Written by Robert Prager, PE, CVS and John Robinson, PE, CVS-Life, FSAVE


Award Winning Paper on Revealing Hidden Economic Externalities in Major Projects with Value Methodology

An economic externality is a cost or benefit that is not reflected in the price of a project or product. It is borne by those who are not willing parties to the transactions of producing the project. Economists tell us that economic externalities are distortions of our marketplace because some costs or benefits falling outside the project are not accurately reflected in its costs. By properly examining and eliminating external costs, our adverse impacts on the larger world are reduced and our projects become more sustainable. This paper addresses how these externalities arise in engineering design, some approaches to applying economic measures to services provided by nature and how the process influences team member selection.

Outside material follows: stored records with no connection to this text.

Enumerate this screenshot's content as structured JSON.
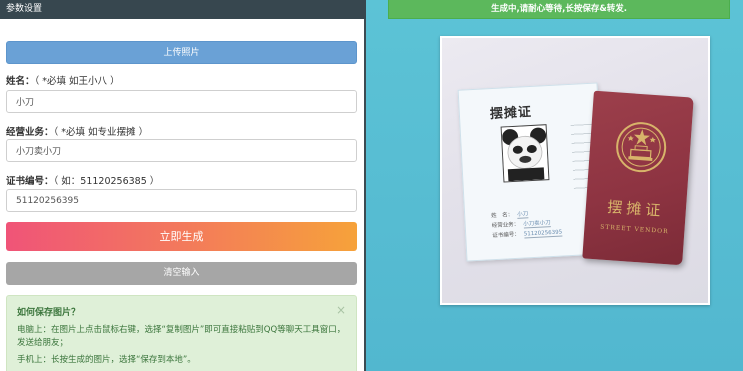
{
  "left": {
    "header": "参数设置",
    "upload_label": "上传照片",
    "fields": [
      {
        "label": "姓名：",
        "hint": "（ *必填 如王小八 ）",
        "value": "小刀"
      },
      {
        "label": "经营业务：",
        "hint": "（ *必填 如专业摆摊 ）",
        "value": "小刀卖小刀"
      },
      {
        "label": "证书编号：",
        "hint": "（ 如：51120256385 ）",
        "value": "51120256395"
      }
    ],
    "generate_label": "立即生成",
    "clear_label": "清空输入",
    "tip": {
      "title": "如何保存图片？",
      "close": "×",
      "line1": "电脑上：在图片上点击鼠标右键，选择“复制图片”即可直接粘贴到QQ等聊天工具窗口，发送给朋友；",
      "line2": "手机上：长按生成的图片，选择“保存到本地”。"
    }
  },
  "right": {
    "banner": "生成中,请耐心等待,长按保存&转发.",
    "card": {
      "title": "摆摊证",
      "name_label": "姓　名：",
      "name_value": "小刀",
      "business_label": "经营业务：",
      "business_value": "小刀卖小刀",
      "number_label": "证书编号：",
      "number_value": "51120256395"
    },
    "passport": {
      "title": "摆摊证",
      "subtitle": "STREET VENDOR"
    }
  },
  "colors": {
    "header_bg": "#37474f",
    "upload_btn": "#6aa1d6",
    "generate_gradient_start": "#f05478",
    "generate_gradient_end": "#f6a23a",
    "clear_btn": "#a6a6a6",
    "tip_bg": "#dff0d8",
    "right_bg": "#5cc3d6",
    "banner_bg": "#5cb85c",
    "passport_red": "#8e3442",
    "passport_gold": "#d8b46a"
  }
}
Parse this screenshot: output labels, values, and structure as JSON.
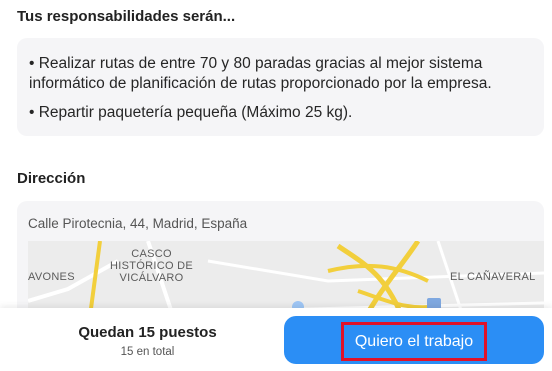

Written by Munsell McPhillips, Ph.D., CVS


Applying the Theory of Spiral Dynamics to the Practice of Value Analysis

“Spiral Dynamics” is a theory describing the development and interactions between individuals, cultures, organizations and cultures. Its origins parallel those of value methodology and the founders of both methodologies met regularly and exchanged ideas. One methodology addresses the process of innovation (VM) while the other examines how people and organization respond to the notion of innovation (SD). By exploring how people and their organizations respond to the challenges posed by the value methodology process, Spiral Dynamics offers insight into more successful team building and reducing the barriers to accepting recommendations.

Written by Robert Prager, PE, CVS


Finding Value in China’s Environment

China’s rapid growth and new emphasis on sustainability can produce either intractable design conflicts or exciting opportunities for creativity. In a recent project outside Tianjin, PRC, value methodology helped achieve the latter. The author is part of a team of wetland/stormwater designers invited to bring this technology to a fast track design of a city with housing, schools, commercial/industrial and entertainment facilities for 50,000 people. The entire complex had a three-year construction period and included stringent water quality standards. Over the course of the VM study, the essential elements of sustainable design were integrated throughout the project and a true team was created. Value methodology, particularly function analysis, was critical to the process. In this application VM was used as a design tool rather than for project review. The project was successfully constructed and the designers are incorporating the methods learned in other projects throughout China.

Written by Munsell McPhillips, Ph.D.


MILCON Transformation

SVS conducted 13 Value Engineering/Management Workshops to help the US Army Corps of Engineers transform its Military Construction Delivery Process for needed execution. “The Value Engineering work culminated in award of a pilot project at 100 percent scope, within budget, during a difficult construction bid climate due to Hurricane Katrina, while using less funds per facility than allowed in previous years,” according to the DoD information paper announcing the Louisville District awards.